Unhealthy food-- too often, dinner gets served without a vegetable.
Too healthy food-- the kids tell me they don't want to have their friends over because we have "nothing good to eat".
I don't pay enough attention-- I sat on my iPad today for two hours instead of playing with my 10-year-old daughter. Or talking to her. Or listening to her...
I pay too much attention-- I get involved in things my kids should be able to resolve for themselves, I step in and correct behavior too much, I remind them (aka: nagging) too much
I correct them too much-- I'm a stickler for grammer, spelling and pronunciation. I also have things I simply will not tolerate: name calling, physical violence, indoor screaming, laziness...
I don't correct them enough-- I know there are folks who hear my kids (especially my 3 teenage sons) use words like "sucks" or "crap" or "frickin'" and would think I shouldn't let them use such words. I agree... I'm a bad mom.
I make them do too many chores-- I have it on good authority (my kids') that they have WAY more chores than anyone they know. They have to do too much. It's horrible. I'm ruining their childhoods.

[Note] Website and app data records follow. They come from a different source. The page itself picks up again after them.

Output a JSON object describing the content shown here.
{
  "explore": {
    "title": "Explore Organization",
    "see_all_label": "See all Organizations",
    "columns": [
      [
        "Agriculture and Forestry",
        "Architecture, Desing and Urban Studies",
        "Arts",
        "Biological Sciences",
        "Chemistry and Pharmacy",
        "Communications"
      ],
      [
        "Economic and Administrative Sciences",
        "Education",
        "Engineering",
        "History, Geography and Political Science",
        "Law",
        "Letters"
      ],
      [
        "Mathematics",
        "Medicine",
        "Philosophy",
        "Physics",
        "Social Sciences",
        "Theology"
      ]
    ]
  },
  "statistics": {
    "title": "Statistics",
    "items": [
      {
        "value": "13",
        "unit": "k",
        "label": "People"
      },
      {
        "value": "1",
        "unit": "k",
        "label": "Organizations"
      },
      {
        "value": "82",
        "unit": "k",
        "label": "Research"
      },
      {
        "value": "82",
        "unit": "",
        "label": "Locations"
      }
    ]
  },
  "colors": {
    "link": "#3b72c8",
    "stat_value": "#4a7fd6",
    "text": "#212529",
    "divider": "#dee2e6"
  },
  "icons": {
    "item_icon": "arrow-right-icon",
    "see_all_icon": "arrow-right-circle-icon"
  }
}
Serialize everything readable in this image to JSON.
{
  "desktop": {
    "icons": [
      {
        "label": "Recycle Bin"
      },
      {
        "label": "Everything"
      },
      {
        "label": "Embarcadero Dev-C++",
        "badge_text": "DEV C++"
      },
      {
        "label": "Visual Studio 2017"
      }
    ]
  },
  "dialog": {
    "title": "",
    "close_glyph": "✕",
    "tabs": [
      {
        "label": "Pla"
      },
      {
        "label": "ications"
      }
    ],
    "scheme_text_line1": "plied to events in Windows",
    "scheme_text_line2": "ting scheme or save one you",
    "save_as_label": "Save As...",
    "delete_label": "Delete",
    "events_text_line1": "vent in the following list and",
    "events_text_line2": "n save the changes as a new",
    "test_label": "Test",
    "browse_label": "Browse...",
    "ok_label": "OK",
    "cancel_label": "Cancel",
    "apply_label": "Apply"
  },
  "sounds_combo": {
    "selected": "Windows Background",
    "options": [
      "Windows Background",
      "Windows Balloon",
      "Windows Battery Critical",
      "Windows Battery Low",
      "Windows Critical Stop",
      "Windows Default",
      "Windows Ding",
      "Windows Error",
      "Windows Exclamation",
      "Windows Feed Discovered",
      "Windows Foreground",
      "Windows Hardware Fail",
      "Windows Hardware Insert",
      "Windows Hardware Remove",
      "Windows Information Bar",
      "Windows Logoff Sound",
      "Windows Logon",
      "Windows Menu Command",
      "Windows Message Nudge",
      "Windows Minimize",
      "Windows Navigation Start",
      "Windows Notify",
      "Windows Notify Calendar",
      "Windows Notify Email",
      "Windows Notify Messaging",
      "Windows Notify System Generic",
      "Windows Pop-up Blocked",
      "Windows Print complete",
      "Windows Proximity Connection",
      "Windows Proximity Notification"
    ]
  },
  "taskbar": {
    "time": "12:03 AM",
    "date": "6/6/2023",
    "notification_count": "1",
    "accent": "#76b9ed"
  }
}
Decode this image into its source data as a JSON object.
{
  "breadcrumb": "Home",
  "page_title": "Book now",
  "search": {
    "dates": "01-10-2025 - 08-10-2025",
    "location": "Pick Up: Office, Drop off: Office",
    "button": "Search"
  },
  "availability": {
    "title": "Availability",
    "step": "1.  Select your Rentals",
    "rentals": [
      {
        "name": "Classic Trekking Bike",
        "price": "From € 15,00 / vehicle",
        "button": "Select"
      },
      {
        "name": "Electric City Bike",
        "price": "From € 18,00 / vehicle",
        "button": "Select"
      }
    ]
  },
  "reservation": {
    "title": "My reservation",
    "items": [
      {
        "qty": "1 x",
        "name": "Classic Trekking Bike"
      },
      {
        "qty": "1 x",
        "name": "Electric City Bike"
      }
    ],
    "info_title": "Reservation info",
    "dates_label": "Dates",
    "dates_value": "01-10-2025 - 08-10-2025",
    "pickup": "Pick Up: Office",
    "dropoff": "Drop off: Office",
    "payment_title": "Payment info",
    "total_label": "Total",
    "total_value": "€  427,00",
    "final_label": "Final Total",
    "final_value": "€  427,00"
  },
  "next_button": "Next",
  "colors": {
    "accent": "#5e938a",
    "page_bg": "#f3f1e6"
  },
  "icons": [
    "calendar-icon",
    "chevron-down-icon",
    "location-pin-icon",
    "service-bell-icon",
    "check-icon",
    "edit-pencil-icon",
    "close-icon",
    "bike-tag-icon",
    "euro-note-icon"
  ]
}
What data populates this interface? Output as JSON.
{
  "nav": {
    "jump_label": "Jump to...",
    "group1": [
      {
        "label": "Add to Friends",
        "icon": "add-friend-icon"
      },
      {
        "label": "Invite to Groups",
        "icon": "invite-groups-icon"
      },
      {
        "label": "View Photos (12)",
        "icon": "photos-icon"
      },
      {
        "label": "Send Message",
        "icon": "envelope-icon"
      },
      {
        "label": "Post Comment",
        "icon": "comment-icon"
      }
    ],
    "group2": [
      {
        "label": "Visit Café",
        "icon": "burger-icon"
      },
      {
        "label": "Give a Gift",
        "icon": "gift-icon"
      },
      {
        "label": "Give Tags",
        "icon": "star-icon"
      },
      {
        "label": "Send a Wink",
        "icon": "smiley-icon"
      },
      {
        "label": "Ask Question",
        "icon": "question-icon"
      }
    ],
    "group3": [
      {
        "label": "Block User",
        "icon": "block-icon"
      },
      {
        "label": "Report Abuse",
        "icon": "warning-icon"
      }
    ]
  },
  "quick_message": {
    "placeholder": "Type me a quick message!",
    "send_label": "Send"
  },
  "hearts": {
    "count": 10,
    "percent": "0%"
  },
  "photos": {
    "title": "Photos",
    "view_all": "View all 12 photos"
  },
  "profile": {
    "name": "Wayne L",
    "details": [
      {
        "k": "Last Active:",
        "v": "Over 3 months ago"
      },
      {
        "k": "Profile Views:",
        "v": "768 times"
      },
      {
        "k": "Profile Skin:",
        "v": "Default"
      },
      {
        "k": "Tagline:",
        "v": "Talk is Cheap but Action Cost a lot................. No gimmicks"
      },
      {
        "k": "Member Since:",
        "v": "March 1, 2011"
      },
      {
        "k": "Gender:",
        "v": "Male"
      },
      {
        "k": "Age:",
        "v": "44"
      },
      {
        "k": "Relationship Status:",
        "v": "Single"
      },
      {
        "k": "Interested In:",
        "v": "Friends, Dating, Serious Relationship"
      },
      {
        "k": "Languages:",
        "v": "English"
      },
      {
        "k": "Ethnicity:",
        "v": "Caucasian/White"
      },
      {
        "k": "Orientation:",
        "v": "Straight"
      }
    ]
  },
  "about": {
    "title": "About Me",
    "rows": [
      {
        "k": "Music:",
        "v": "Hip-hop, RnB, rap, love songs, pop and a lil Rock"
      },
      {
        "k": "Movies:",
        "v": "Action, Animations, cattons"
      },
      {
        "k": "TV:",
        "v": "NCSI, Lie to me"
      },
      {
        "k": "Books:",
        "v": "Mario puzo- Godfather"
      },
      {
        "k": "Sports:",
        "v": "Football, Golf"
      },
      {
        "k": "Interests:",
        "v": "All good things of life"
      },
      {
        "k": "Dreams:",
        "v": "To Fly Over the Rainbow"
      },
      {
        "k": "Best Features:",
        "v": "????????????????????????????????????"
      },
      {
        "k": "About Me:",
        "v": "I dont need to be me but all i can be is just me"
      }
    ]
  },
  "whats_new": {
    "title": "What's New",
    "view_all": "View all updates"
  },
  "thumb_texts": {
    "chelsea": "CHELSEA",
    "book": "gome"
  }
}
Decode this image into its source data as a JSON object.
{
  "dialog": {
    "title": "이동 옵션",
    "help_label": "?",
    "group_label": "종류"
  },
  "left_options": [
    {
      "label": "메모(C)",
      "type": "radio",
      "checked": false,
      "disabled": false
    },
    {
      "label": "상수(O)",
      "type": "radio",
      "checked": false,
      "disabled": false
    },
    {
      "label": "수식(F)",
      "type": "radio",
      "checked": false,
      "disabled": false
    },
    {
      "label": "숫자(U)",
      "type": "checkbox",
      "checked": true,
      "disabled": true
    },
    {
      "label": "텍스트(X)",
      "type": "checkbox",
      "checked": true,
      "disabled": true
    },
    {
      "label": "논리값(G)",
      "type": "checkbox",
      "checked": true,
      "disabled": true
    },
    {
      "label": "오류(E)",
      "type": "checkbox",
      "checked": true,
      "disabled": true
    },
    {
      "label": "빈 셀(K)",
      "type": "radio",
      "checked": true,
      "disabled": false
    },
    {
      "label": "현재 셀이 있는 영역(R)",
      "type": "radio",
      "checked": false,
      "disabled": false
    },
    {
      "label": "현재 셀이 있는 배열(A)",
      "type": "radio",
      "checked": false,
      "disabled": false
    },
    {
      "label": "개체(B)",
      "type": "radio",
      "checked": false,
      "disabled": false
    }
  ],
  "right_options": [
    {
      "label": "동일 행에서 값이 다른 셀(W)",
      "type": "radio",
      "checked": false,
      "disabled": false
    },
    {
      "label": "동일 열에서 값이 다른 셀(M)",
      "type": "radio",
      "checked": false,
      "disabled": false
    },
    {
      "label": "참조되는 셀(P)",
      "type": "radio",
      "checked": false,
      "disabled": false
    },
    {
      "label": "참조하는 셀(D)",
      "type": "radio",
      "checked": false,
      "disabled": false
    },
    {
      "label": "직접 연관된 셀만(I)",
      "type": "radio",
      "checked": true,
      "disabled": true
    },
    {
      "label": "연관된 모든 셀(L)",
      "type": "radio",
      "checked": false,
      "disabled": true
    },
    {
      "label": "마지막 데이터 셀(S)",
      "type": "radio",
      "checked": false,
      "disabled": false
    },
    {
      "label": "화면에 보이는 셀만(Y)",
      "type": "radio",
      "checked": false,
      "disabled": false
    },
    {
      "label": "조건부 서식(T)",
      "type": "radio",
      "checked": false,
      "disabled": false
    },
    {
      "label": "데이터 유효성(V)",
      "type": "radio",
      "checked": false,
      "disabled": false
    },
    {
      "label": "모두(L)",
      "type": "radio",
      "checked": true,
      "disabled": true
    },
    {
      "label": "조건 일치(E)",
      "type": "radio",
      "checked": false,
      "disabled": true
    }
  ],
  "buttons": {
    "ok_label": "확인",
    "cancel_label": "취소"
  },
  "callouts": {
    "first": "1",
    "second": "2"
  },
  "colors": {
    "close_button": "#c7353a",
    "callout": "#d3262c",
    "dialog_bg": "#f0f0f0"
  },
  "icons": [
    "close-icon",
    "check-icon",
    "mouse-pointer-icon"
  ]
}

I don't have them do enough chores-- I also have it on good authority (same source) that our house is too embarrassingly messy to have friends over. Our house isn't gross, by the way, but it IS cluttered and carpet-stained. I never claimed to be Martha Stewart.
I'm not home enough-- I work full time (during the school year), and I'm not here to bake cookies and vacuum floors and organize the pantry and do the shopping or laundry. I try to be here when the kids are home, though. Frequently, however, I'm required to take people places and attend a myriad of activities, performances, etc., so I'm gone a lot. I'm also tired most of the time that I'm with them. Sadly.
I'm around too much-- When I'm here, the kids don't get as many hours of video games, they actually are required to DO their chores before the games begin, my daughter is consistently reminded not to chew on her hair, people aren't allowed to just drop their belongings any old place, and dishes are required to be put in the sink... what a nag I am...
DUTY-- This is a biggie. I truly, deeply, sincerely believe that if a woman is blessed with motherhood, that (in parallel alignment with being a wife) becomes her highest calling, her most sacred duty, and her primary responsibility. Also because of some history with my own mother choosing to turn away from this duty, I have an inflated, fantasty-ish sense of what a "good" mother is. And I'm constantly guilt-ridden over not living up to my imagined sky-high standard of what I should be. I think I'm a good mom, but...
I'm too serious
I don't exercise (bad example)
I watch too much TV/Movies
I eat junk food. I have a terrible sweet tooth.
I'm VERY forgetful
There are, of course, many other reasons parents feel guilty. I just wanted to say, if you're feeling guilty:
YOU'RE NOT ALONE.We all feel it.
Also, you're probably not as bad as you think.
Things you're probably doing RIGHT:
- Kids are fed, clothed and clean. Mostly.
- Kids have a safe, secure place to live.
- Kids KNOW their mom/dad love them. Beyond a doubt.
- Kids talk to parents because parents listen.
- Kids get along together, most of the time.
- No one in the house is allowed to bully another-- parents don't pick on kids, kids don't pick on each other, etc.
- Kids don't get "in trouble" for accidents
- Parents don't use violence or yell frequently
- Kids smile and laugh a lot
- Parents smile and laugh a lot
- Kids are given responsibilities and behavioral expectations
- Kids are free to express fear, sadness, or worry
- Kids are allowed to explore their OWN interests-- sports, music, mechanical aptitude, whatever, independent from their parents' favorite things
Sometimes, I suppose, I'm blinded by my own imperfections and assume that because I'm imperfect, I'm screwing up my kids and their futures are ruined.
The truth is, they're people, too. They will make their own bad and good decisions. They will have misery, happiness, frustration, sadness, joy, disappointment and triumph. All on their own. If I've taught them how to handle the bad times well, I suppose I've done my job.
So do the best you can. And if you think something wasn't up to your best, apologize, make a change and try again.
THAT'S one of the best things we can teach our kids, right?